§ **Exercise requirements**:
Your answer must restate the listing below word for word and contain no images.

Content starts

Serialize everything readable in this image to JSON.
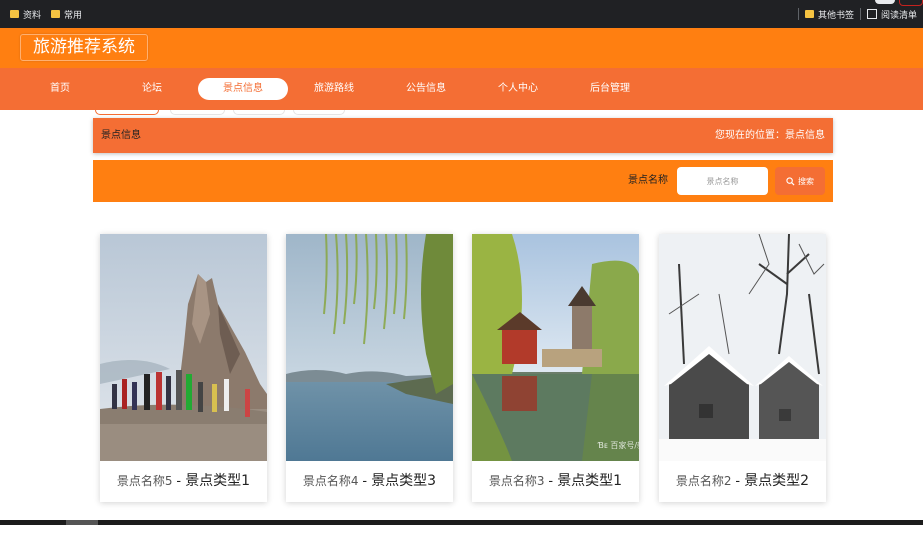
{
  "bookmarks": {
    "left": [
      {
        "label": "资料",
        "icon": "folder-icon"
      },
      {
        "label": "常用",
        "icon": "folder-icon"
      }
    ],
    "right": [
      {
        "label": "其他书签",
        "icon": "folder-icon"
      },
      {
        "label": "阅读清单",
        "icon": "reader-icon"
      }
    ]
  },
  "header": {
    "logo": "旅游推荐系统"
  },
  "nav": {
    "items": [
      {
        "label": "首页"
      },
      {
        "label": "论坛"
      },
      {
        "label": "景点信息",
        "active": true
      },
      {
        "label": "旅游路线"
      },
      {
        "label": "公告信息"
      },
      {
        "label": "个人中心"
      },
      {
        "label": "后台管理"
      }
    ]
  },
  "breadcrumb": {
    "title": "景点信息",
    "location": "您现在的位置：景点信息"
  },
  "search": {
    "label": "景点名称",
    "placeholder": "景点名称",
    "button": "搜索"
  },
  "cards": [
    {
      "name": "景点名称5",
      "type": "景点类型1",
      "scene": "rock-peak"
    },
    {
      "name": "景点名称4",
      "type": "景点类型3",
      "scene": "lake-willow"
    },
    {
      "name": "景点名称3",
      "type": "景点类型1",
      "scene": "pavilion-pond",
      "watermark": "Ɓᴇ 百家号/新"
    },
    {
      "name": "景点名称2",
      "type": "景点类型2",
      "scene": "snow-village"
    }
  ],
  "colors": {
    "header": "#ff7f11",
    "nav": "#f46e34",
    "accent": "#f46e34"
  }
}
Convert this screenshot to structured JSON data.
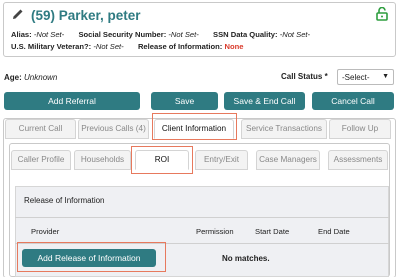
{
  "client": {
    "title": "(59) Parker, peter"
  },
  "meta": {
    "alias_label": "Alias:",
    "alias_value": "-Not Set-",
    "ssn_label": "Social Security Number:",
    "ssn_value": "-Not Set-",
    "ssn_quality_label": "SSN Data Quality:",
    "ssn_quality_value": "-Not Set-",
    "veteran_label": "U.S. Military Veteran?:",
    "veteran_value": "-Not Set-",
    "release_label": "Release of Information:",
    "release_value": "None"
  },
  "age": {
    "label": "Age:",
    "value": "Unknown"
  },
  "call_status": {
    "label": "Call Status *",
    "selected": "-Select-"
  },
  "buttons": {
    "add_referral": "Add Referral",
    "save": "Save",
    "save_end_call": "Save & End Call",
    "cancel_call": "Cancel Call"
  },
  "main_tabs": [
    {
      "label": "Current Call"
    },
    {
      "label": "Previous Calls (4)"
    },
    {
      "label": "Client Information"
    },
    {
      "label": "Service Transactions"
    },
    {
      "label": "Follow Up"
    }
  ],
  "sub_tabs": [
    {
      "label": "Caller Profile"
    },
    {
      "label": "Households"
    },
    {
      "label": "ROI"
    },
    {
      "label": "Entry/Exit"
    },
    {
      "label": "Case Managers"
    },
    {
      "label": "Assessments"
    }
  ],
  "roi_section": {
    "title": "Release of Information",
    "columns": [
      "Provider",
      "Permission",
      "Start Date",
      "End Date"
    ],
    "add_button": "Add Release of Information",
    "empty_text": "No matches."
  },
  "colors": {
    "teal": "#2f7b82",
    "lock_green": "#2e9e3f",
    "highlight": "#e7795d",
    "red": "#d93a2b"
  },
  "icons": {
    "edit": "pencil-icon",
    "lock": "unlock-icon",
    "dropdown": "caret-down-icon"
  }
}
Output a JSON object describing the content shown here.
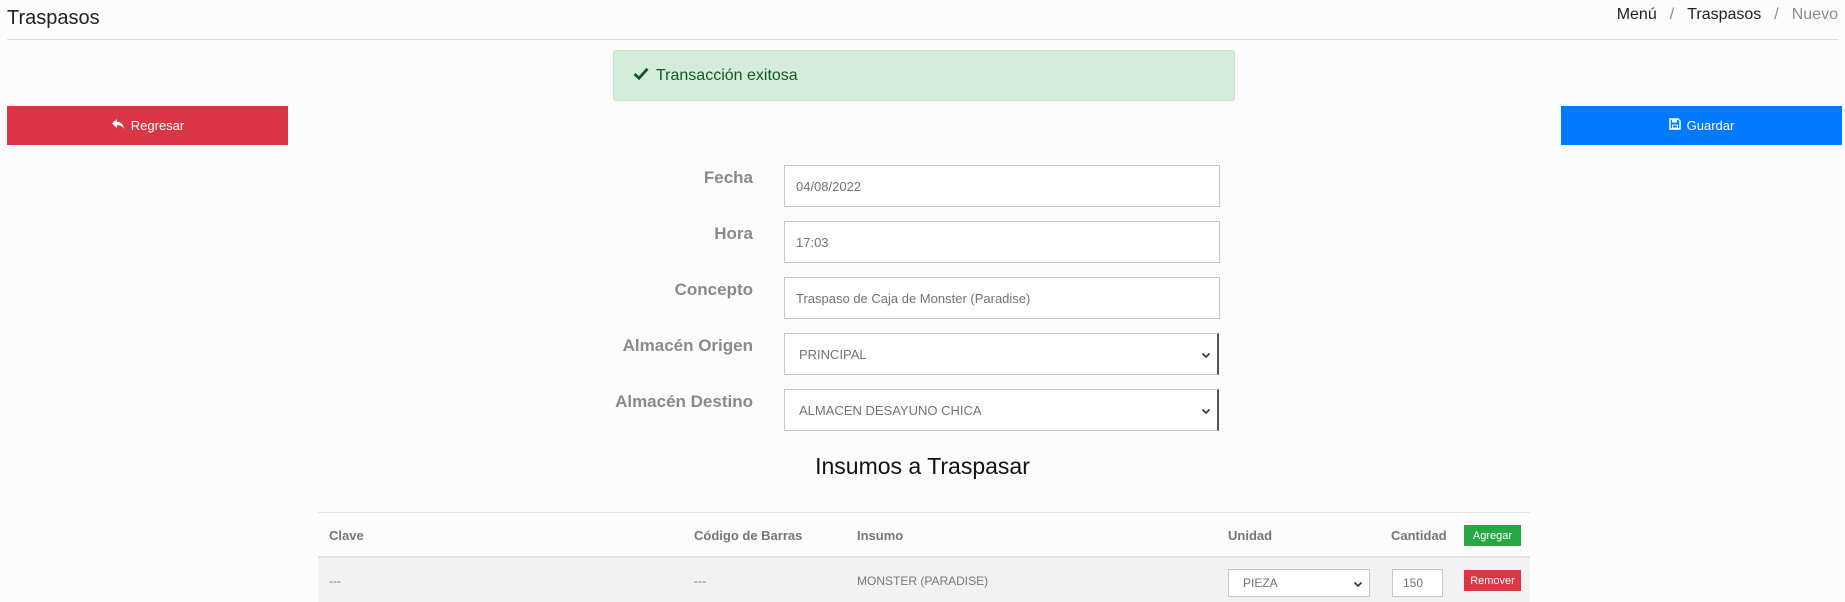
{
  "header": {
    "title": "Traspasos",
    "breadcrumb": [
      {
        "label": "Menú"
      },
      {
        "label": "Traspasos"
      },
      {
        "label": "Nuevo"
      }
    ],
    "separator": "/"
  },
  "alert": {
    "message": "Transacción exitosa",
    "icon": "check-icon"
  },
  "actions": {
    "back_label": "Regresar",
    "save_label": "Guardar"
  },
  "form": {
    "fecha_label": "Fecha",
    "fecha_value": "04/08/2022",
    "hora_label": "Hora",
    "hora_value": "17:03",
    "concepto_label": "Concepto",
    "concepto_value": "Traspaso de Caja de Monster (Paradise)",
    "origen_label": "Almacén Origen",
    "origen_value": "PRINCIPAL",
    "destino_label": "Almacén Destino",
    "destino_value": "ALMACEN DESAYUNO CHICA"
  },
  "section": {
    "title": "Insumos a Traspasar"
  },
  "table": {
    "headers": {
      "clave": "Clave",
      "codigo": "Código de Barras",
      "insumo": "Insumo",
      "unidad": "Unidad",
      "cantidad": "Cantidad",
      "add_label": "Agregar"
    },
    "rows": [
      {
        "clave": "---",
        "codigo": "---",
        "insumo": "MONSTER (PARADISE)",
        "unidad": "PIEZA",
        "cantidad": "150",
        "remove_label": "Remover"
      }
    ]
  },
  "colors": {
    "danger": "#dc3545",
    "primary": "#007bff",
    "success": "#28a745",
    "alert_bg": "#d4edda"
  }
}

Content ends

§ **Solution for this task**:
Serialize everything readable in this image to JSON.
{
  "bookmarks": {
    "left": [
      {
        "label": "资料",
        "icon": "folder-icon"
      },
      {
        "label": "常用",
        "icon": "folder-icon"
      }
    ],
    "right": [
      {
        "label": "其他书签",
        "icon": "folder-icon"
      },
      {
        "label": "阅读清单",
        "icon": "reader-icon"
      }
    ]
  },
  "header": {
    "logo": "旅游推荐系统"
  },
  "nav": {
    "items": [
      {
        "label": "首页"
      },
      {
        "label": "论坛"
      },
      {
        "label": "景点信息",
        "active": true
      },
      {
        "label": "旅游路线"
      },
      {
        "label": "公告信息"
      },
      {
        "label": "个人中心"
      },
      {
        "label": "后台管理"
      }
    ]
  },
  "breadcrumb": {
    "title": "景点信息",
    "location": "您现在的位置：景点信息"
  },
  "search": {
    "label": "景点名称",
    "placeholder": "景点名称",
    "button": "搜索"
  },
  "cards": [
    {
      "name": "景点名称5",
      "type": "景点类型1",
      "scene": "rock-peak"
    },
    {
      "name": "景点名称4",
      "type": "景点类型3",
      "scene": "lake-willow"
    },
    {
      "name": "景点名称3",
      "type": "景点类型1",
      "scene": "pavilion-pond",
      "watermark": "Ɓᴇ 百家号/新"
    },
    {
      "name": "景点名称2",
      "type": "景点类型2",
      "scene": "snow-village"
    }
  ],
  "colors": {
    "header": "#ff7f11",
    "nav": "#f46e34",
    "accent": "#f46e34"
  }
}
Convert this screenshot to structured JSON data.
{
  "client": {
    "title": "(59) Parker, peter"
  },
  "meta": {
    "alias_label": "Alias:",
    "alias_value": "-Not Set-",
    "ssn_label": "Social Security Number:",
    "ssn_value": "-Not Set-",
    "ssn_quality_label": "SSN Data Quality:",
    "ssn_quality_value": "-Not Set-",
    "veteran_label": "U.S. Military Veteran?:",
    "veteran_value": "-Not Set-",
    "release_label": "Release of Information:",
    "release_value": "None"
  },
  "age": {
    "label": "Age:",
    "value": "Unknown"
  },
  "call_status": {
    "label": "Call Status *",
    "selected": "-Select-"
  },
  "buttons": {
    "add_referral": "Add Referral",
    "save": "Save",
    "save_end_call": "Save & End Call",
    "cancel_call": "Cancel Call"
  },
  "main_tabs": [
    {
      "label": "Current Call"
    },
    {
      "label": "Previous Calls (4)"
    },
    {
      "label": "Client Information"
    },
    {
      "label": "Service Transactions"
    },
    {
      "label": "Follow Up"
    }
  ],
  "sub_tabs": [
    {
      "label": "Caller Profile"
    },
    {
      "label": "Households"
    },
    {
      "label": "ROI"
    },
    {
      "label": "Entry/Exit"
    },
    {
      "label": "Case Managers"
    },
    {
      "label": "Assessments"
    }
  ],
  "roi_section": {
    "title": "Release of Information",
    "columns": [
      "Provider",
      "Permission",
      "Start Date",
      "End Date"
    ],
    "add_button": "Add Release of Information",
    "empty_text": "No matches."
  },
  "colors": {
    "teal": "#2f7b82",
    "lock_green": "#2e9e3f",
    "highlight": "#e7795d",
    "red": "#d93a2b"
  },
  "icons": {
    "edit": "pencil-icon",
    "lock": "unlock-icon",
    "dropdown": "caret-down-icon"
  }
}
Output a JSON object describing the content shown here.
{
  "header": {
    "title": "Traspasos",
    "breadcrumb": [
      {
        "label": "Menú"
      },
      {
        "label": "Traspasos"
      },
      {
        "label": "Nuevo"
      }
    ],
    "separator": "/"
  },
  "alert": {
    "message": "Transacción exitosa",
    "icon": "check-icon"
  },
  "actions": {
    "back_label": "Regresar",
    "save_label": "Guardar"
  },
  "form": {
    "fecha_label": "Fecha",
    "fecha_value": "04/08/2022",
    "hora_label": "Hora",
    "hora_value": "17:03",
    "concepto_label": "Concepto",
    "concepto_value": "Traspaso de Caja de Monster (Paradise)",
    "origen_label": "Almacén Origen",
    "origen_value": "PRINCIPAL",
    "destino_label": "Almacén Destino",
    "destino_value": "ALMACEN DESAYUNO CHICA"
  },
  "section": {
    "title": "Insumos a Traspasar"
  },
  "table": {
    "headers": {
      "clave": "Clave",
      "codigo": "Código de Barras",
      "insumo": "Insumo",
      "unidad": "Unidad",
      "cantidad": "Cantidad",
      "add_label": "Agregar"
    },
    "rows": [
      {
        "clave": "---",
        "codigo": "---",
        "insumo": "MONSTER (PARADISE)",
        "unidad": "PIEZA",
        "cantidad": "150",
        "remove_label": "Remover"
      }
    ]
  },
  "colors": {
    "danger": "#dc3545",
    "primary": "#007bff",
    "success": "#28a745",
    "alert_bg": "#d4edda"
  }
}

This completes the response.